Written and directed by Wes Anderson
Like most auteur directors, Wes Anderson has a passionate fanbase, and one which has very good reason to be passionate about his films. They’re often astounding, unique works of art. For me, Anderson’s work is much more hit or miss. I find his work at his most wonderful when instilled with a sense of humanity and emotional sympathy for its characters (see Rushmore and The Royal Tenenbaums). The singular visual style, the manner in which Anderson characters talk are all very specific to his films, and these are often the off-putting elements to films of his I end up well below the majority on (see The Grand Budapest Hotel). With Isle of Dogs, Anderson returns to the animation style known as stop-motion, which he utilized for his acclaimed film Fantastic Mr. Fox, and the result leaves me a little undecided.
Anderson sets the scene with a prologue, wherein it is explained that in the Japanese city of Megasaki, authoritarian Mayor Kobayashi has created an outcast colony on Trash Island for all dogs, blaming the Canine Flu as the need for such a decree. Kobayashi’s plans begin to unravel, however, when his nephew Atari flies to the island in search of his dog Spots. In doing so, he encounters a pack of alpha dogs who help him search for Spots. Atari’s brash decision to go to the island of infected dogs out of love for his dog inspires a group of pro-dog activists, among them Tracy, an American foreign exchange student with a great distaste for Kobayashi and his policies as well as a tremendous crush on Atari himself. Atari and the alpha dogs rush to find Spots before Kobayashi can enact the next layer of his sinister plan.
Anderson’s strengths are strengths for a reason, and it is rare that they aren’t on full display in any one of his movies. Isle of Dogs is no different, as the film is a visual delight from start to finish. The unique method of stop motion animation seems to align perfectly with the visual vocabulary of Anderson, allowing him to instill both interesting composition and beautiful production design into his narrative. A strong Andersonian trait and one which I look forward to in each of his films. In crafting this film the way he does, Anderson also affords himself the chance to display his knack for humor, both in visual ways and within the screenplay itself. The stop motion here again lends itself to the style of verbal humor Anderson likes to employ, allowing it to come through animals and animated humans as opposed living breathing people who would never talk like that. It makes his quirk that much more believable and enjoyable.
The stop motion also allows Anderson to cast an impressive vocal ensemble, whose performances only stand to enhance the experience of the film.
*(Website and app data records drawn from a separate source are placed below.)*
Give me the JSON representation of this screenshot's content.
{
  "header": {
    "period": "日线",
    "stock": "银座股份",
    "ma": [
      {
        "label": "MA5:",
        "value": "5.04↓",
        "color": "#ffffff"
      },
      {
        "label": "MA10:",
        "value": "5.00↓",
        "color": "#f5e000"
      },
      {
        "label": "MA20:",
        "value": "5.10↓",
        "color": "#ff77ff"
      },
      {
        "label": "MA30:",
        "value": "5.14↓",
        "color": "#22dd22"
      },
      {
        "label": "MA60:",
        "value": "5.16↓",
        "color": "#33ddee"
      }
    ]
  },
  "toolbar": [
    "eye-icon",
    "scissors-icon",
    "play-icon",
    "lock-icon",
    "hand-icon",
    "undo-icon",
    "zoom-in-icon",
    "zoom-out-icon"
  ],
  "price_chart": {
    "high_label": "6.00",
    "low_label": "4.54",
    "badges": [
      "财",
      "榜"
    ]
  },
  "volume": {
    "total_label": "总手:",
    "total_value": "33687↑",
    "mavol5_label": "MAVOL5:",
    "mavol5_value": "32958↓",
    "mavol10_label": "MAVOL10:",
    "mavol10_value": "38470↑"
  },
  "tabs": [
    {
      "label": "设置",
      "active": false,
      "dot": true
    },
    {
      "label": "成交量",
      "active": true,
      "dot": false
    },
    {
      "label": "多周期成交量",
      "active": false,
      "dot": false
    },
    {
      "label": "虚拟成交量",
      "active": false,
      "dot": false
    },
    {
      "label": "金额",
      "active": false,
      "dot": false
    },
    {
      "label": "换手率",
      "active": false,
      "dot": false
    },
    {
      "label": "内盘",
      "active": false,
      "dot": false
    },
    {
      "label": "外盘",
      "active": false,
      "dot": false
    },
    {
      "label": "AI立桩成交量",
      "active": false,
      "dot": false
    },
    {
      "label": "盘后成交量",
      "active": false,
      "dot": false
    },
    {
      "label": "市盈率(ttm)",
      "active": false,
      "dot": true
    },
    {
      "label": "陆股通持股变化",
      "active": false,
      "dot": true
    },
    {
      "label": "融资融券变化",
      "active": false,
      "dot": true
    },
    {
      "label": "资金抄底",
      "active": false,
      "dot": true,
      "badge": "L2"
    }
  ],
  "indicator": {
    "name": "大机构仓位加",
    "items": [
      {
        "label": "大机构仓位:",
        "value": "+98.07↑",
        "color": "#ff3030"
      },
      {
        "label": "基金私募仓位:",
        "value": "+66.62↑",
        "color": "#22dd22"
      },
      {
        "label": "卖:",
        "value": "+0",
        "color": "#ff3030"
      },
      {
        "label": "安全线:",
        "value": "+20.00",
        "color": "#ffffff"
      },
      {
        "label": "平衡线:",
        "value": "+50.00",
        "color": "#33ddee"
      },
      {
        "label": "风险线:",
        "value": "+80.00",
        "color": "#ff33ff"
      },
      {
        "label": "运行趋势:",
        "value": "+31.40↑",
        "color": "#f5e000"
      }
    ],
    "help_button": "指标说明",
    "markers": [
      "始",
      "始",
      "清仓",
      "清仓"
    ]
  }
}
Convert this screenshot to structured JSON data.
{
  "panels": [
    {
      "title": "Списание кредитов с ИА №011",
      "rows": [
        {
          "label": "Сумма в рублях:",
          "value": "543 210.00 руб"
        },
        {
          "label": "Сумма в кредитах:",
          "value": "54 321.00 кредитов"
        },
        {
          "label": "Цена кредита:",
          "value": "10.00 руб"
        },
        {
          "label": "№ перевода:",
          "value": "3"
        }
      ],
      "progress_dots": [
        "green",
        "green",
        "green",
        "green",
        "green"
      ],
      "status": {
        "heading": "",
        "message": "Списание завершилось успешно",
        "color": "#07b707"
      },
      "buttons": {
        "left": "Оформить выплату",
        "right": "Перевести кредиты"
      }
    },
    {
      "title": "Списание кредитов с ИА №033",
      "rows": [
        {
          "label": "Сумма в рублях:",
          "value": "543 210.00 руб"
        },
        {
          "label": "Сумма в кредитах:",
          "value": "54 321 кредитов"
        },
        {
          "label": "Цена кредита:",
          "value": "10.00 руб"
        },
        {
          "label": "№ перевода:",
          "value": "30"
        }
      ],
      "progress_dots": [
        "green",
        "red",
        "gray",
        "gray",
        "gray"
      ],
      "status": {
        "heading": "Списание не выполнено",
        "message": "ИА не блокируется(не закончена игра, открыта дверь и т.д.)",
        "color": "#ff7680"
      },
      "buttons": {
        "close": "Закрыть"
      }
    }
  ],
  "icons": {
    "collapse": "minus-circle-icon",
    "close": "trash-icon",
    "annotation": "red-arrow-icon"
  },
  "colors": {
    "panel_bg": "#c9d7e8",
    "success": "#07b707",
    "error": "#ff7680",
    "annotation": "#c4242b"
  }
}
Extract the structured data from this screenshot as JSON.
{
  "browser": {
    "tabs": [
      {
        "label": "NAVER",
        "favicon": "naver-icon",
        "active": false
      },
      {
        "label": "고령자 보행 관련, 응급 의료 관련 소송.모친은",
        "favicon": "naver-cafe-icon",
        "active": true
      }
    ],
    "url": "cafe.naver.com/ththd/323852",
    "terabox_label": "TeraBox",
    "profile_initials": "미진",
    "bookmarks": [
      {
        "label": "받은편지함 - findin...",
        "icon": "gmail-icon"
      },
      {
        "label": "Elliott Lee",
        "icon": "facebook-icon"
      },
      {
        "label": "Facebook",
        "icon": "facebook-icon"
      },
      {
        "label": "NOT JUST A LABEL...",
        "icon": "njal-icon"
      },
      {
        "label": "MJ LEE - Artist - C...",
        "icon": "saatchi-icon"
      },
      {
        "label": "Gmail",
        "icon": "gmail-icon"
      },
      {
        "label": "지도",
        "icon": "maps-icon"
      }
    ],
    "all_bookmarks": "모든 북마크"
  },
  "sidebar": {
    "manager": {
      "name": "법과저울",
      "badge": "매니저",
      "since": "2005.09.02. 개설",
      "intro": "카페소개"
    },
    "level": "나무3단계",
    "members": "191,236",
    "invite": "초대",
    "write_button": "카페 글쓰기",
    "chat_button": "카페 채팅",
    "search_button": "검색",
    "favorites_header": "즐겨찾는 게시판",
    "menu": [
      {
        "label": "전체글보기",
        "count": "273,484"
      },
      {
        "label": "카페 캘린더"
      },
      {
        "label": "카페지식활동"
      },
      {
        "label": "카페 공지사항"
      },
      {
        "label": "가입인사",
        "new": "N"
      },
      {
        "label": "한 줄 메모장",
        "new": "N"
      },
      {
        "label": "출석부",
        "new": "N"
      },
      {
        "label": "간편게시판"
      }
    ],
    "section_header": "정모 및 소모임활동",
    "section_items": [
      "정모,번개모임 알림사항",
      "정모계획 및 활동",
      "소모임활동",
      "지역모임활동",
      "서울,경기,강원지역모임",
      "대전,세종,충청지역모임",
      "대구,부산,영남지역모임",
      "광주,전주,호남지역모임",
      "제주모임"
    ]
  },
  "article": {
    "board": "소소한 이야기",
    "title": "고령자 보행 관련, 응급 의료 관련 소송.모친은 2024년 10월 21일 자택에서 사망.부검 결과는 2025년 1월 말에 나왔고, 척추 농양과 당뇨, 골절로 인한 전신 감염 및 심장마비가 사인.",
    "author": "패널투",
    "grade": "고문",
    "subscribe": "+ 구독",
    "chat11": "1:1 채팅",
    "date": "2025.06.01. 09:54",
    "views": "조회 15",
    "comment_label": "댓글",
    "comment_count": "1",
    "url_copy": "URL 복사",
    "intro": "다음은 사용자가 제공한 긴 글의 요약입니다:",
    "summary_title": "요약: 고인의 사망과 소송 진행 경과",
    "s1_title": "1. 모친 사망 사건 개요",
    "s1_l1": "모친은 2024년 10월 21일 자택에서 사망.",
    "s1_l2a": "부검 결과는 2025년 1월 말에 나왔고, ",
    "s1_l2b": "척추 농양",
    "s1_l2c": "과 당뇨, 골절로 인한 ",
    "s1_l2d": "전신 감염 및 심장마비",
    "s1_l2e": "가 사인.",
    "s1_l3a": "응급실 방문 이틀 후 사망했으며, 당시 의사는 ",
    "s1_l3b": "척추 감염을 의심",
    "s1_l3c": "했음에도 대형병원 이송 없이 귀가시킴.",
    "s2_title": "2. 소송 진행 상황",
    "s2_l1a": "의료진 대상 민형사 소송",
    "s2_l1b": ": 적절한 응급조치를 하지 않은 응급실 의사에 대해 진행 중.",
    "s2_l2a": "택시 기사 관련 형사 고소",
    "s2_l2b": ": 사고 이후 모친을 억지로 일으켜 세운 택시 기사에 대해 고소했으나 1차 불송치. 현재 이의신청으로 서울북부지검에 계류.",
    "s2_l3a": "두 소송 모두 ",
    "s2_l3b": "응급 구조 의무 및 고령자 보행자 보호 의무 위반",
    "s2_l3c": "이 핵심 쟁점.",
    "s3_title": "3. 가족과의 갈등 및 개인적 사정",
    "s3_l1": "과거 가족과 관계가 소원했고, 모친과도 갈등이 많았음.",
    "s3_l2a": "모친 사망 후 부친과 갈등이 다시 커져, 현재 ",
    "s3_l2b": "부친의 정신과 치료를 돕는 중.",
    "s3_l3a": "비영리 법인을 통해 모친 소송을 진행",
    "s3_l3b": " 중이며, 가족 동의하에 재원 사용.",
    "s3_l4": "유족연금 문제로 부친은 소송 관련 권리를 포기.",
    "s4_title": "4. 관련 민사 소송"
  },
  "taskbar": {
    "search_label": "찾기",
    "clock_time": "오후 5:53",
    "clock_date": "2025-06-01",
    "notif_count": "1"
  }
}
Edward Norton, Jeff Goldblum, and particularly Bryan Cranston all stand out in the film. Of course, one of the major backlashes which already exists for the film is the cultural appropriation. Is Anderson simply making this story take place in Japan because he wants to use the culture to make his film cooler, more unique? Is he using the Japanese setting in some degrading way as to offend? Those answer are above my pay grade if you ask me, and it’s not exactly my place to posit the answers as a white man from middle America. What do I know? I will say that I saw the use of Japanese culture in Isle of Dogs to be used in a reverential manner, celebrating the various cultural differences from the likely target audience (America) and the place in which the film takes place (Japan), even if the way Anderson decides to use language is a little frustrating and I’m not quite sure why he did it the way he did (using interpreters and leaving some Japanese dialogue untranslated).
I could spend a great deal talking about this point, but there are writers much better and much more qualified than I to speak to that, so I will leave it to them. What I did find about the narrative, since it feels like I haven’t had the chance yet to really discuss the story yet at all, is that it is a bit of a mixed bag. The quest aspect of the film, along with the humor, make it an enjoyable ride. The characterization of the principle dogs is fantastic work and prime example of Anderson at his very best. Upon reflection, the story might reveal a deeper emotional basis that what I felt in my theater seat too. In a way, it seems as though the dogs can be representative of any number of marginalized people, such as Japanese-Americans sent to internment camps during World War II, or Jews sent to concentration camps during the same time frame. I also felt like the film felt a bit like a western, though it doesn’t quite align with the standard narratives found within that genre, the dogs could also be representative of Native Americans sent to live on reservations, which were often the worst bits of land left over from their tribal territories pillaged by the American government. It’s fascinating the consider the politics of the film for these reasons.
Isle of Dogs is certainly a great technical achievement, enhanced by its Taiko drum score and flawless use of stop motion. It even has narrative ambition. It’s funny, it’s charming at times, it’s a good movie. I’m just not quite sure it’s a great one when all is said and done. I didn’t get the same enjoyment from it as I did, say, Rushmore or The Royal Tenenbaums. I was able to appreciate the character’s stories from a distance, without ever feeling completely invested in them throughout, as I was with those other two films. Isle of Dogs just didn’t quite “click” for me, though it is a beautiful film to behold. Perhaps subsequent viewings would iron out my opinion of the film, one way or the other.